The Accrual Ratio increased in part because of the cash used in the bottler acquisitions. In other circumstances, this would trigger a warning about Earnings Quality.
|Value||12 Jun 2010||20 Mar 2010||13 Jun 2009||5-Yr Avg|
|P/E vs. S&P 500 P/E||1.1||1.0||0.7||1.1|
|Enterprise Value/Cash Flow (EV/CFO)||15.9||17.1||14.4||16.7|
|Gauge Score (0 to 25)||6||5||14||6|
|Share Price ($)||$63.56||$66.56||$53.65||-|
The Value gauge benefited, ever so slightly, from the 4.5 percent decrease in PepsiCo's price per share during the June quarter of 2010. However, the shares were still trading at a much higher price than they were in mid-2009. This kept the gauge score in check.
The share price is back over $65.

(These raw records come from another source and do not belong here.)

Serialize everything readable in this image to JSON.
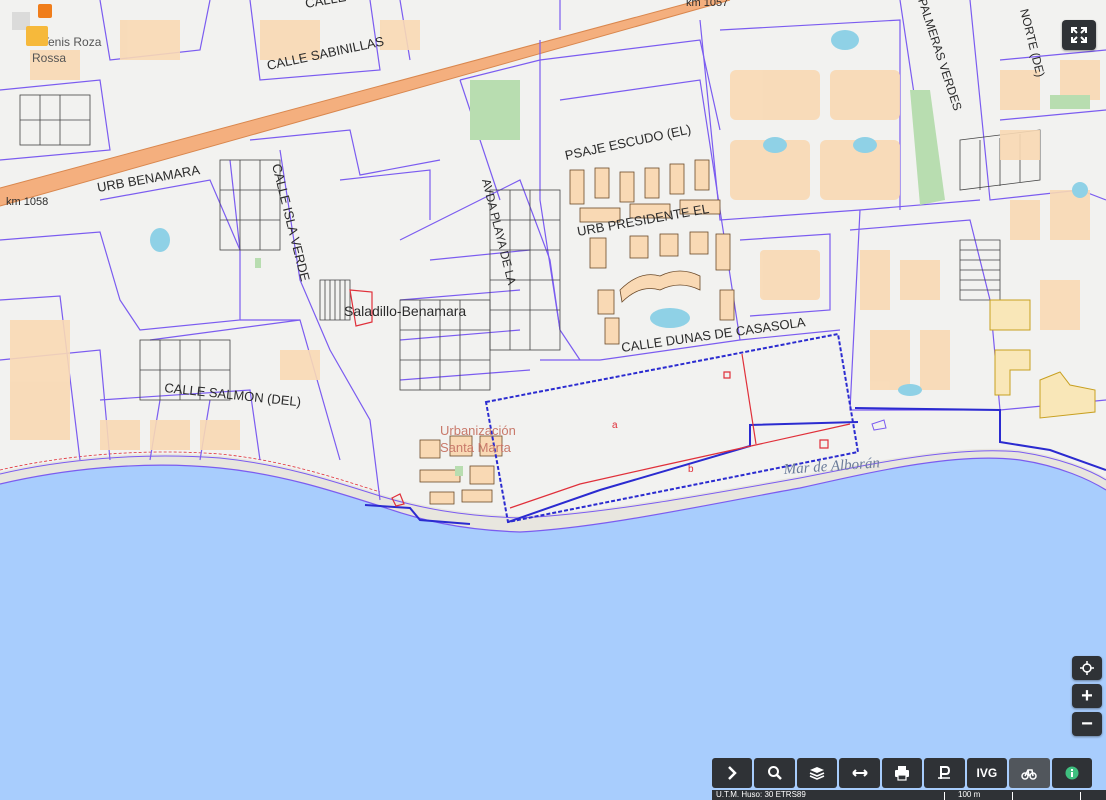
{
  "map": {
    "sea_label": "Mar de Alborán",
    "street_labels": [
      "CALLE SABINILLAS",
      "URB BENAMARA",
      "km 1058",
      "CALLE ISLA VERDE",
      "AVDA PLAYA DE LA",
      "PSAJE ESCUDO (EL)",
      "URB PRESIDENTE EL",
      "CALLE DUNAS DE CASASOLA",
      "CALLE SALMON (DEL)",
      "CALLE",
      "km 1057",
      "PALMERAS VERDES",
      "NORTE (DE)"
    ],
    "place_labels": [
      "Saladillo-Benamara",
      "Urbanización",
      "Santa Marta",
      "Tenis Roza",
      "Rossa"
    ],
    "parcel_labels": [
      "a",
      "b"
    ],
    "colors": {
      "sea": "#a8cdfd",
      "land": "#f2f2f0",
      "buildings": "#f9d9b4",
      "parcel_lines": "#7b5cf0",
      "highway": "#f5a36a",
      "selection": "#2b2bd0",
      "red_line": "#e0303a",
      "pools": "#8fd1e6",
      "green": "#b8ddb0"
    }
  },
  "controls": {
    "fullscreen_icon": "expand-icon",
    "locate_icon": "crosshair-icon",
    "zoom_in": "+",
    "zoom_out": "−"
  },
  "toolbar": {
    "items": [
      {
        "icon": "chevron-right-icon",
        "label": ""
      },
      {
        "icon": "search-icon",
        "label": ""
      },
      {
        "icon": "layers-icon",
        "label": ""
      },
      {
        "icon": "measure-icon",
        "label": ""
      },
      {
        "icon": "print-icon",
        "label": ""
      },
      {
        "icon": "parking-icon",
        "label": ""
      },
      {
        "icon": "",
        "label": "IVG"
      },
      {
        "icon": "bike-icon",
        "label": ""
      },
      {
        "icon": "info-icon",
        "label": ""
      }
    ]
  },
  "scalebar": {
    "projection": "U.T.M. Huso: 30 ETRS89",
    "distance": "100 m"
  }
}
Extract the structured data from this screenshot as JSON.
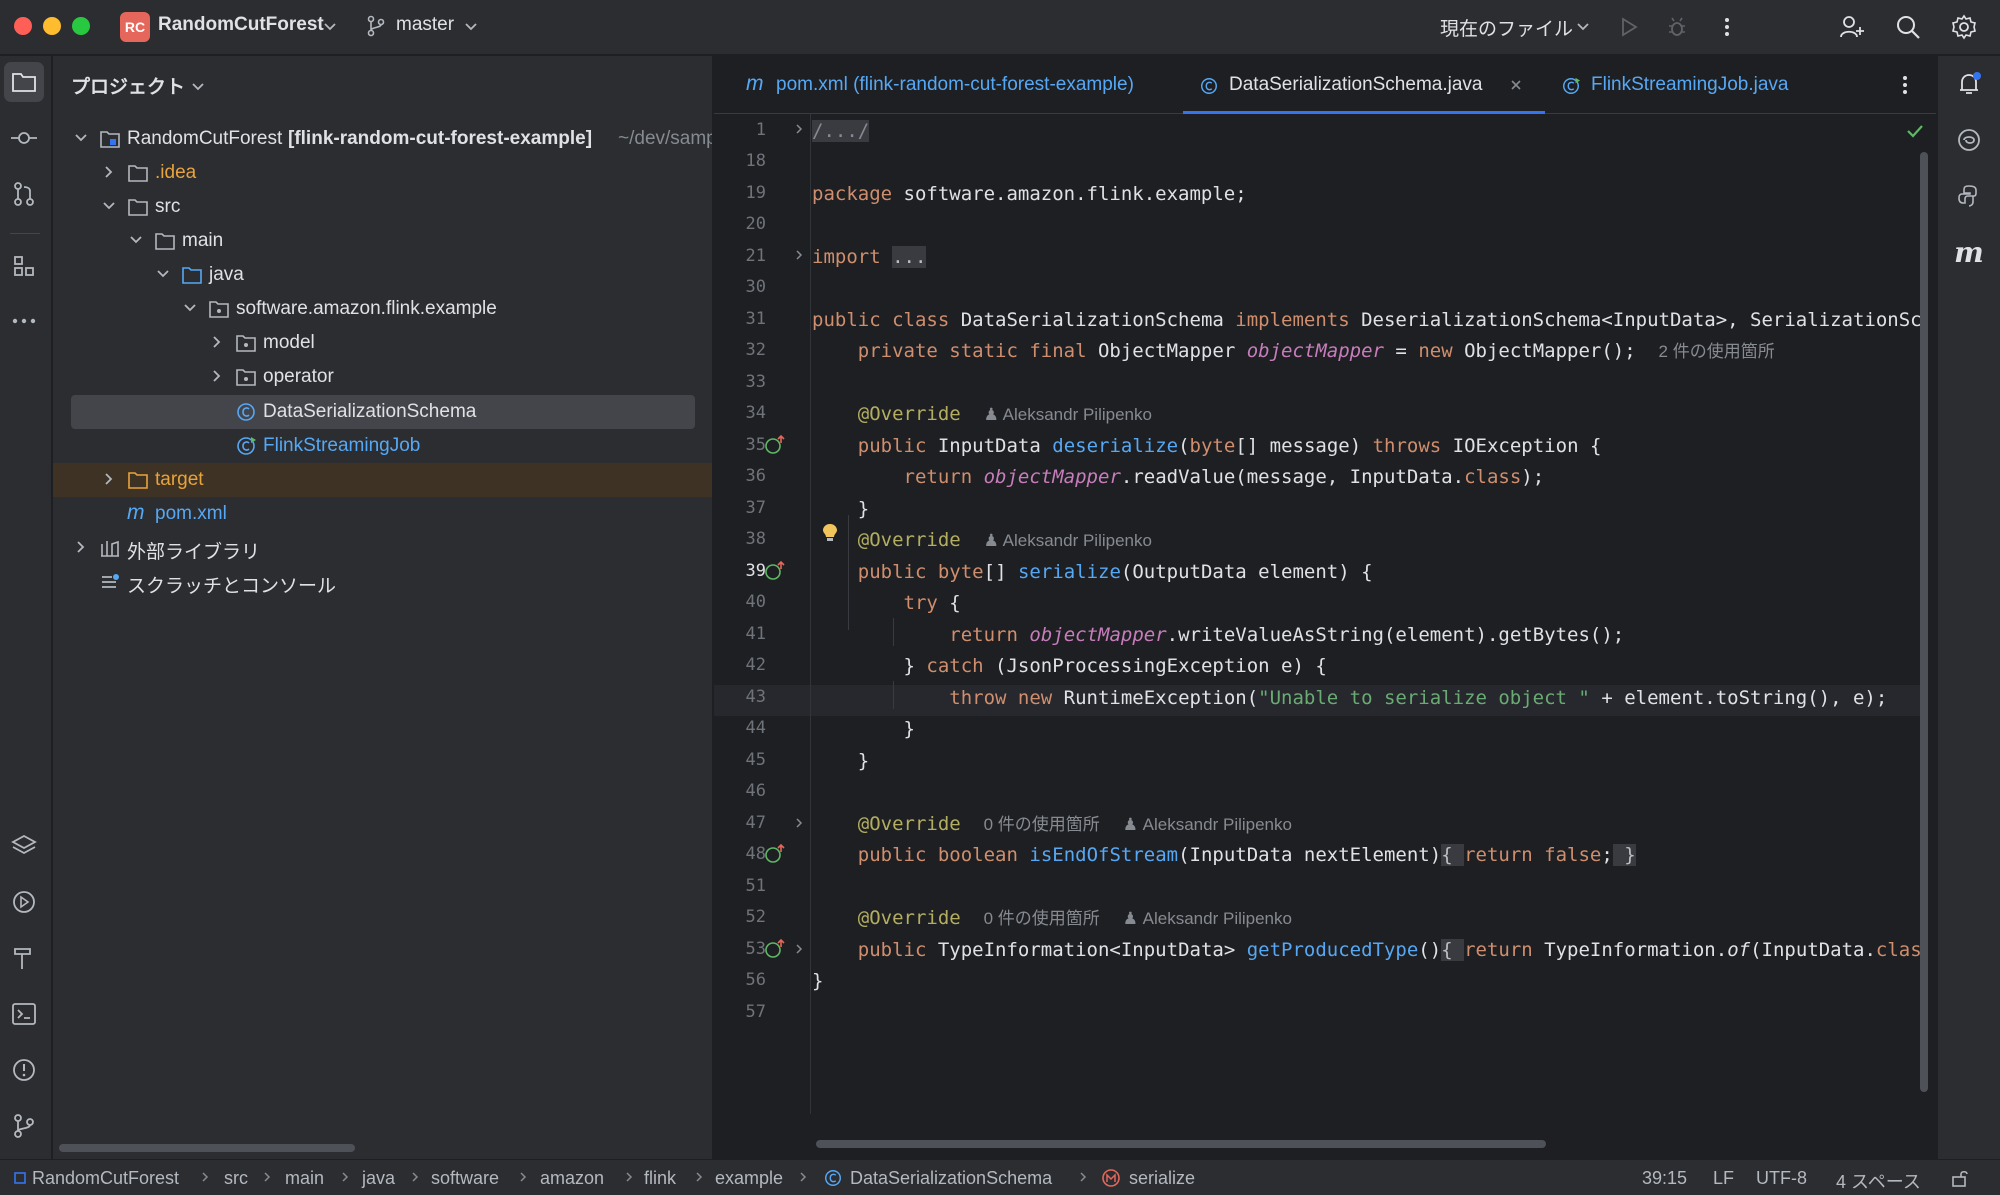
{
  "window": {
    "project_badge": "RC",
    "project_name": "RandomCutForest",
    "branch": "master",
    "run_config": "現在のファイル"
  },
  "project_panel": {
    "title": "プロジェクト",
    "root_name": "RandomCutForest",
    "root_module": "[flink-random-cut-forest-example]",
    "root_path": "~/dev/samples",
    "items": [
      {
        "label": ".idea"
      },
      {
        "label": "src"
      },
      {
        "label": "main"
      },
      {
        "label": "java"
      },
      {
        "label": "software.amazon.flink.example"
      },
      {
        "label": "model"
      },
      {
        "label": "operator"
      },
      {
        "label": "DataSerializationSchema"
      },
      {
        "label": "FlinkStreamingJob"
      },
      {
        "label": "target"
      },
      {
        "label": "pom.xml"
      },
      {
        "label": "外部ライブラリ"
      },
      {
        "label": "スクラッチとコンソール"
      }
    ]
  },
  "tabs": [
    {
      "label": "pom.xml (flink-random-cut-forest-example)",
      "icon": "m"
    },
    {
      "label": "DataSerializationSchema.java",
      "icon": "C"
    },
    {
      "label": "FlinkStreamingJob.java",
      "icon": "C"
    }
  ],
  "editor": {
    "line_numbers": [
      "1",
      "18",
      "19",
      "20",
      "21",
      "30",
      "31",
      "32",
      "33",
      "34",
      "35",
      "36",
      "37",
      "38",
      "39",
      "40",
      "41",
      "42",
      "43",
      "44",
      "45",
      "46",
      "47",
      "48",
      "51",
      "52",
      "53",
      "56",
      "57"
    ],
    "current_line": "39",
    "author": "Aleksandr Pilipenko",
    "usages_2": "2 件の使用箇所",
    "usages_0": "0 件の使用箇所",
    "code": {
      "l1": "/.../",
      "l19_kw": "package",
      "l19_rest": " software.amazon.flink.example;",
      "l21_kw": "import",
      "l21_fold": "...",
      "l31_a": "public class",
      "l31_b": " DataSerializationSchema ",
      "l31_c": "implements",
      "l31_d": " DeserializationSchema<InputData>, SerializationSchema<OutputData> {",
      "l32_a": "    private static final",
      "l32_b": " ObjectMapper ",
      "l32_c": "objectMapper",
      "l32_d": " = ",
      "l32_e": "new",
      "l32_f": " ObjectMapper();  ",
      "override": "@Override",
      "l35_a": "public",
      "l35_b": " InputData ",
      "l35_c": "deserialize",
      "l35_d": "(",
      "l35_e": "byte",
      "l35_f": "[] message) ",
      "l35_g": "throws",
      "l35_h": " IOException {",
      "l36_a": "return",
      "l36_b": "objectMapper",
      "l36_c": ".readValue(message, InputData.",
      "l36_d": "class",
      "l36_e": ");",
      "close": "}",
      "l39_a": "public",
      "l39_b": " ",
      "l39_c": "byte",
      "l39_d": "[] ",
      "l39_e": "serialize",
      "l39_f": "(OutputData element) {",
      "l40_a": "try",
      "l40_b": " {",
      "l41_a": "return",
      "l41_b": "objectMapper",
      "l41_c": ".writeValueAsString(element).getBytes();",
      "l42_a": "} ",
      "l42_b": "catch",
      "l42_c": " (JsonProcessingException e) {",
      "l43_a": "throw new",
      "l43_b": " RuntimeException(",
      "l43_c": "\"Unable to serialize object \"",
      "l43_d": " + element.toString(), e);",
      "l48_a": "public boolean",
      "l48_b": " ",
      "l48_c": "isEndOfStream",
      "l48_d": "(InputData nextElement)",
      "l48_e": "{ ",
      "l48_f": "return false",
      "l48_g": ";",
      "l48_h": " }",
      "l53_a": "public",
      "l53_b": " TypeInformation<InputData> ",
      "l53_c": "getProducedType",
      "l53_d": "()",
      "l53_e": "{ ",
      "l53_f": "return",
      "l53_g": " TypeInformation.",
      "l53_h": "of",
      "l53_i": "(InputData.",
      "l53_j": "class",
      "l53_k": "); }"
    }
  },
  "statusbar": {
    "crumbs": [
      "RandomCutForest",
      "src",
      "main",
      "java",
      "software",
      "amazon",
      "flink",
      "example",
      "DataSerializationSchema",
      "serialize"
    ],
    "position": "39:15",
    "line_sep": "LF",
    "encoding": "UTF-8",
    "indent": "4 スペース"
  },
  "colors": {
    "accent": "#3574f0",
    "keyword": "#cf8e6d",
    "function": "#56a8f5",
    "field": "#c77dbb",
    "annotation": "#b3ae60",
    "string": "#6aab73"
  }
}
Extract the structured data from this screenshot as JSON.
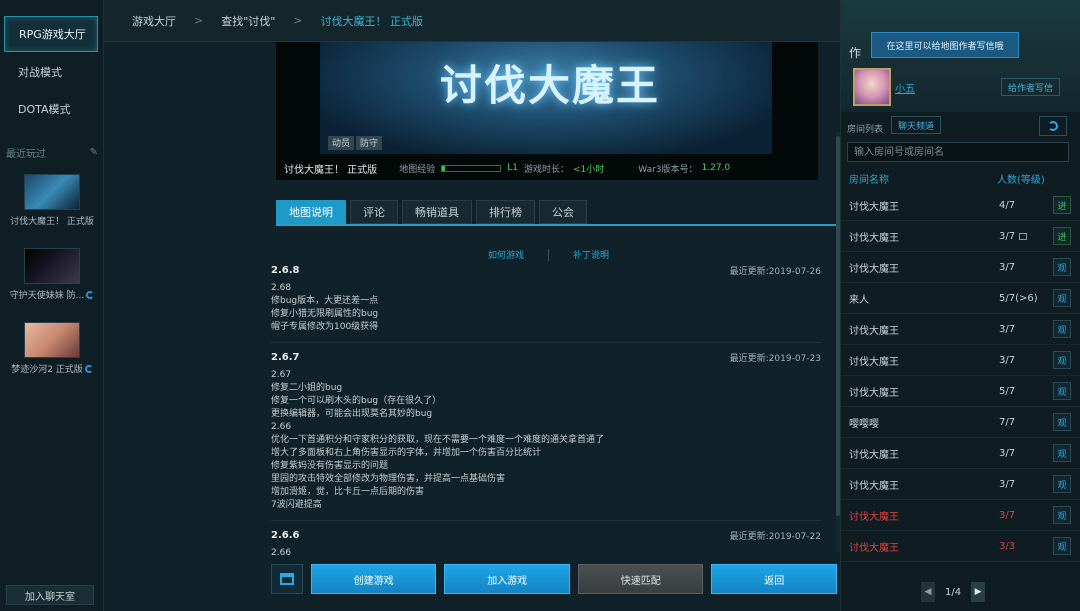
{
  "nav": {
    "items": [
      {
        "label": "RPG游戏大厅",
        "active": true
      },
      {
        "label": "对战模式",
        "active": false
      },
      {
        "label": "DOTA模式",
        "active": false
      }
    ],
    "recent_label": "最近玩过",
    "recent": [
      {
        "label": "讨伐大魔王！ 正式版",
        "sync": false
      },
      {
        "label": "守护天使妹妹 防...",
        "sync": true
      },
      {
        "label": "梦迹沙河2 正式版",
        "sync": true
      }
    ],
    "chat_button": "加入聊天室"
  },
  "breadcrumb": {
    "items": [
      "游戏大厅",
      "查找\"讨伐\"",
      "讨伐大魔王！ 正式版"
    ],
    "sep": ">"
  },
  "banner": {
    "title_art": "讨伐大魔王",
    "tags": [
      "动员",
      "防守"
    ],
    "game_name": "讨伐大魔王！ 正式版",
    "xp_label": "地图经验",
    "xp_fraction": 0.05,
    "level": "L1",
    "playtime_label": "游戏时长：",
    "playtime_value": "<1小时",
    "war3_label": "War3版本号：",
    "war3_value": "1.27.0"
  },
  "tabs": [
    "地图说明",
    "评论",
    "畅销道具",
    "排行榜",
    "公会"
  ],
  "sublinks": {
    "how_to_play": "如何游戏",
    "patch_notes": "补丁说明"
  },
  "changelog": [
    {
      "version": "2.6.8",
      "updated": "最近更新:2019-07-26",
      "lines": [
        "2.68",
        "修bug版本，大更还差一点",
        "修复小猎无限刷属性的bug",
        "帽子专属修改为100级获得"
      ]
    },
    {
      "version": "2.6.7",
      "updated": "最近更新:2019-07-23",
      "lines": [
        "2.67",
        "修复二小姐的bug",
        "修复一个可以刷木头的bug（存在很久了）",
        "更换编辑器，可能会出现莫名其妙的bug",
        "2.66",
        "优化一下首通积分和守家积分的获取，现在不需要一个难度一个难度的通关拿首通了",
        "增大了多面板和右上角伤害显示的字体，并增加一个伤害百分比统计",
        "修复紫妈没有伤害显示的问题",
        "里园的攻击特效全部修改为物理伤害，并提高一点基础伤害",
        "增加滑姬，觉，比卡丘一点后期的伤害",
        "7波闪避提高"
      ]
    },
    {
      "version": "2.6.6",
      "updated": "最近更新:2019-07-22",
      "lines": [
        "2.66"
      ]
    }
  ],
  "actions": {
    "create": "创建游戏",
    "join": "加入游戏",
    "match": "快速匹配",
    "back": "返回"
  },
  "right": {
    "header": "作",
    "tooltip": "在这里可以给地图作者写信哦",
    "author": "小五",
    "write_letter": "给作者写信",
    "room_list_label": "房间列表",
    "chat_channel": "聊天频道",
    "search_placeholder": "输入房间号或房间名",
    "col_name": "房间名称",
    "col_count": "人数(等级)",
    "rooms": [
      {
        "name": "讨伐大魔王",
        "count": "4/7",
        "action": "进",
        "type": "go",
        "red": false,
        "lock": false
      },
      {
        "name": "讨伐大魔王",
        "count": "3/7",
        "action": "进",
        "type": "go",
        "red": false,
        "lock": true
      },
      {
        "name": "讨伐大魔王",
        "count": "3/7",
        "action": "观",
        "type": "watch",
        "red": false,
        "lock": false
      },
      {
        "name": "来人",
        "count": "5/7(>6)",
        "action": "观",
        "type": "watch",
        "red": false,
        "lock": false
      },
      {
        "name": "讨伐大魔王",
        "count": "3/7",
        "action": "观",
        "type": "watch",
        "red": false,
        "lock": false
      },
      {
        "name": "讨伐大魔王",
        "count": "3/7",
        "action": "观",
        "type": "watch",
        "red": false,
        "lock": false
      },
      {
        "name": "讨伐大魔王",
        "count": "5/7",
        "action": "观",
        "type": "watch",
        "red": false,
        "lock": false
      },
      {
        "name": "嘤嘤嘤",
        "count": "7/7",
        "action": "观",
        "type": "watch",
        "red": false,
        "lock": false
      },
      {
        "name": "讨伐大魔王",
        "count": "3/7",
        "action": "观",
        "type": "watch",
        "red": false,
        "lock": false
      },
      {
        "name": "讨伐大魔王",
        "count": "3/7",
        "action": "观",
        "type": "watch",
        "red": false,
        "lock": false
      },
      {
        "name": "讨伐大魔王",
        "count": "3/7",
        "action": "观",
        "type": "watch",
        "red": true,
        "lock": false
      },
      {
        "name": "讨伐大魔王",
        "count": "3/3",
        "action": "观",
        "type": "watch",
        "red": true,
        "lock": false
      }
    ],
    "pager": "1/4"
  }
}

The P/E multiple has been temporarily inflated by merger and integration costs, which were $464 million in the first 24 weeks of fiscal 2010.
|Overall||12 Jun 2010||20 Mar 2010||13 Jun 2009||5-Yr Avg|
|Gauge Score (0 to 100)||34||32||47||40|
The second quarter's results did not lead to any significant gauge score changes. Value rose a point, and the others stayed the same.
The two large bottler acquisitions that closed during the first quarter have skewed some of the financial ratios and obscured changes in business fundamentals. As we mentioned three months ago, conclusions need to be deferred until the integration is more mature and the ultimate financial structure of the new, bigger PepsiCo is more apparent.
Full disclosure: Long PEP at time of writing.